The fourth message was that students should make the best use of the opportunities they had to network with lawyers, take part in debates and moot, work on pro bono projects and generally grab any opportunity they could to spend time with those in the profession. ‘Don’t be shy – don’t worry about making a fool of yourself, get stuck in’ was a strong theme. Both lawyers in the UK and the USA emphasised that, whatever their background, those students who made efforts to engage with practising lawyers were generally rewarded with wide smiles and a welcoming attitude from those in practice. However huge the social and ideological gulf between a practising lawyer and a student, our interviewees said that the main barriers were often in the mind of the aspiring lawyers rather than in the attitude of the practising ones. The takeway was that networking and pro bono commitment pays off.

Finally, there is also a strong message to those running legal recruitment exercises from our interviewees about assessing potential in candidates from all backgrounds, not just making hiring decisions based on what the candidate had achieved at that stage. Legal recruitment is a long-term investment to develop professional skills over years, not an exercise to put someone on the legal stage tomorrow. Many of our interviewees identified a single individual who saw potential in them at a stage when they were raw recruits, encouraged their professional development, opened doors for them and put them on the road to success. The interviews celebrate the kindness of those lawyers in their own personal histories whose foresight helped them on their journey into the professions.

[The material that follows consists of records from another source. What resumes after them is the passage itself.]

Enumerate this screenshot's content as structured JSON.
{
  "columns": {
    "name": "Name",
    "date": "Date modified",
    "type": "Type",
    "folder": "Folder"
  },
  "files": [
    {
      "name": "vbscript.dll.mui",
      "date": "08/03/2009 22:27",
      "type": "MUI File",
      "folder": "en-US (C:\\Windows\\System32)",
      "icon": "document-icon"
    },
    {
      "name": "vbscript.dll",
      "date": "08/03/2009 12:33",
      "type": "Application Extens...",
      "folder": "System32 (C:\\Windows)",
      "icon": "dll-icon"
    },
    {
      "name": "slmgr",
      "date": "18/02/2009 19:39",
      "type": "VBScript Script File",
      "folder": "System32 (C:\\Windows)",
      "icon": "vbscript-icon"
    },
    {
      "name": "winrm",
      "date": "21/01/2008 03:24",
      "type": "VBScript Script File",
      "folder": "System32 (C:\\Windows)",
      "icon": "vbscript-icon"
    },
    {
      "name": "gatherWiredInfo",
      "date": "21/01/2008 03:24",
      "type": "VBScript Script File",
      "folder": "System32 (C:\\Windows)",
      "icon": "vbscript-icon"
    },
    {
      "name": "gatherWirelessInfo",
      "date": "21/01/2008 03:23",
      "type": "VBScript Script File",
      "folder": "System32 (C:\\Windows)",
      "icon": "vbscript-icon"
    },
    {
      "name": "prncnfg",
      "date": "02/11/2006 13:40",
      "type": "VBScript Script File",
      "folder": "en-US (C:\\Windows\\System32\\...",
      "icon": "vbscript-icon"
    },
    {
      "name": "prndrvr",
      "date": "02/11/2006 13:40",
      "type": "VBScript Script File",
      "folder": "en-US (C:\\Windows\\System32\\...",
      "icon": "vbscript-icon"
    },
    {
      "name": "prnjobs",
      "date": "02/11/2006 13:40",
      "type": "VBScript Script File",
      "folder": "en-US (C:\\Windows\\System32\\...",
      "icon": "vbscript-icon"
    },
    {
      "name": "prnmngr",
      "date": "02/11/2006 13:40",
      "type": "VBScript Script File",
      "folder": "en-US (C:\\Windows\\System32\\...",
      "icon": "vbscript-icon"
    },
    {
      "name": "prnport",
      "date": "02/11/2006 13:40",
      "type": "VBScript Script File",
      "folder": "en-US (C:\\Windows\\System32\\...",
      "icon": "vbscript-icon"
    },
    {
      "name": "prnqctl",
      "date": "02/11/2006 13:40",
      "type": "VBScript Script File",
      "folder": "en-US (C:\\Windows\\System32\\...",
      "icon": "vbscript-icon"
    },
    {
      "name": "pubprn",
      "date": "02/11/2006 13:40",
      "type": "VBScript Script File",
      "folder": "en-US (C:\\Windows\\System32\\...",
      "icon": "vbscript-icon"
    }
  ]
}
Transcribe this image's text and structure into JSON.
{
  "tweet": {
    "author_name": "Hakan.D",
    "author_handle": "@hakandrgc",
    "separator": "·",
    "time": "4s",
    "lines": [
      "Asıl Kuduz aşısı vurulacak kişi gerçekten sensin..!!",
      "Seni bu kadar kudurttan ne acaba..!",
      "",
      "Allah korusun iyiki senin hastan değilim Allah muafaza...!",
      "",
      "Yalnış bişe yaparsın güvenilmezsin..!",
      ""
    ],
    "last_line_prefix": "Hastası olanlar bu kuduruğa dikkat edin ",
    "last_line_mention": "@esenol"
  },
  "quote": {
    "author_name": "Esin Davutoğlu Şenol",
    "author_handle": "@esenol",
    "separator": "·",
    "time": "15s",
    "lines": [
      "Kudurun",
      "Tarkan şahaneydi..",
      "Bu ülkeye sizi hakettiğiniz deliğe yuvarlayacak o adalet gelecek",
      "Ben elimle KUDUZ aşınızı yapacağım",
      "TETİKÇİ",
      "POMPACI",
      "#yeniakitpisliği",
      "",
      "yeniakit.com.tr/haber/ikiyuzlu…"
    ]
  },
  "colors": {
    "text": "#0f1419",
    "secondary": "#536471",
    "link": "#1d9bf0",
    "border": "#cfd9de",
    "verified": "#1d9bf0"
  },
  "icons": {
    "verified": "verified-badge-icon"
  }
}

Some of the stories from our interviewees are nothing less than inspiring and show that for every setback there is someone with the courage to prevail. You can listen to Connie Purdy describing how she overcame serious chronic anxiety as a teenager with a long course of treatment and therapy, and now manages the stresses and anxieties of work as a family practitioner barrister, wonder at Charles Vega who parked a commercial management career in his 50s to retrain as a lawyer, drove thousands of miles a month to get to college to do legal studies and then opened his own law firm at an age when many of his contemporaries were focusing on retirement.

We have more fantastic conversations to share, such as Joel Semakula, a barrister at Landmark Chambers who shares his story as a young Black student from East London who set his sights on the Bar, Alex Pritchard who, still only a few weeks shy of her one-year anniversary of being a lawyer at one of the top AmLaw 100 law firms, demonstrates how sheer determination and passion can help clear a pathway to success, and Reagan Persaud, the UK’s only BAME transgender barrister, who shares her struggles as well as her hopes for the future. All of our guests have stories to tell and some of them are quietly astounding. 


You can find all the episodes on our website, www.legalglassceilings.com, as well as on all the major podcast platforms such as Spotify, Apple, Overcast and Audible. If you or someone you know would like to share their journey to the law with us, please get in touch with show’s producer, Amy Jansen at legalglassceilings@gmail.com